Clearly, I wasn't just looking for an ordinary teacher.
These children needed someone to talk to them about the truth of the Bible. These children needed someone who could guide them in proper nutrition and health. Education, and ultimately the goal for the children to one day be integrated into their proper grade levels was important, but these other areas were just as much of a priority considering their background.
The days passed, School of Hope commenced, and nothing had developed. I was so discouraged, but I couldn't lower my standards. I put the word out for people to start praying. It became clear that only the Lord would be able to find this person and plop them in my lap.

It wasn't until last week when I was chatting over Skype with Sadrac, the interpreter who used to accompany in my mountain treks to visit the families last year, and I was sharing my frustrations. He understood the needs of the children and echoed the importance of having healthcare and Christian education integrated as a key theme into the numeracy and literacy curriculum. I asked him if he knew of ANYONE in his social circle who fit the criteria.
With that he said - well, my older sister used to teach kindergarten.
I almost fell out of my chair. I knew that this was the answer to our prayers.
Since that time, I have met with Idelie (which is also Robenson's sister) and Sadrac has communicated with her by phone about the unique description of the teacher we are looking for. On Wednesday I walked with her to the mountain families where she met the children, and we discussed more of the weekly routine for them, as well as curriculum needs.
Slowly but surely, it's coming together. There are still daily roadblocks that come along - curriculum books, school location, need for a chalkboard and benches, morning routine structure, but day by day the Lord provides a solution that I could have never found on my own.

Yesterday I met with Joan from the School of Hope, who is developing a new Christian education for Mission of Hope, and her encouragement and guidance to me was more valuable than I could ever express in words. She gave me great insight into the types of lessons to start out with and gave me another link to a mutual friend of ours (Jennifer) who has a Christian community health manual that Idelie could use.

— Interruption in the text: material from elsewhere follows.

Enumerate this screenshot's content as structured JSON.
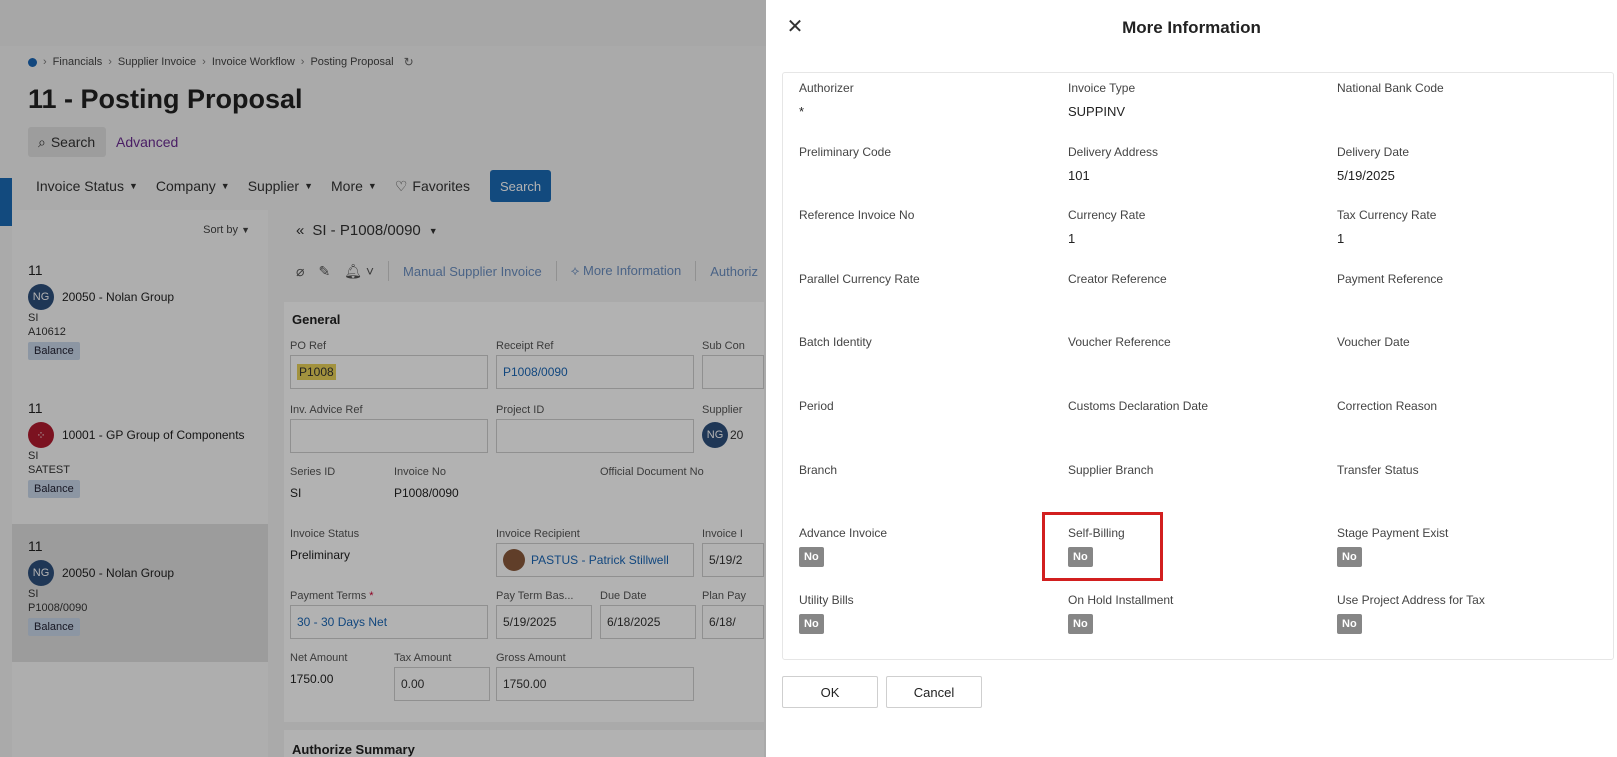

I am meeting with Jennifer on Monday afternoon to see how this can be incorporated in the weeks ahead. Once again, the Lord reminds me He's got it all figured out, I just have to keep trusting each step. I feel so grateful for the way He is affirming this path we're on, and people who are joining along the way.
In other news, the hope of building real homes for both families is also taking shape as housing equipment gets shipped in for reconstruction. I will do my best to keep an update on what future developments take place for these families in the future.

I'm learning step by step that an uphill climb isn't easy, but by God's grace He is paving a path for us as we keep the faith. Someday when we finally reach the summit, the view will be all the sweeter. All glory to His provision and faithfulness day by day.
Please keep these children and Idelie in your prayers as they begin school on Monday. Pray that Idelie will have a maintained passion for teaching, a love for the children, and fresh ideas for building trust with them day by day. Pray also for the children that they will have an enthusiasm for learning, and that they can easily retain the information they are taught. Pray that the relationships will continue to flourish and that each child will grow into the person God has created them to be.

Now all glory be to God, who is able, through His mighty power at work within us,
to accomplish infinitely more than we could ever ask or think.
~ Ephesians 3:20


A Joyful Chaos said...

Touching post. Thanks for sharing

Renee said...

Wow Diana, what an answer to prayer. I'm excited to hear more reports - how the mountain children are progressing!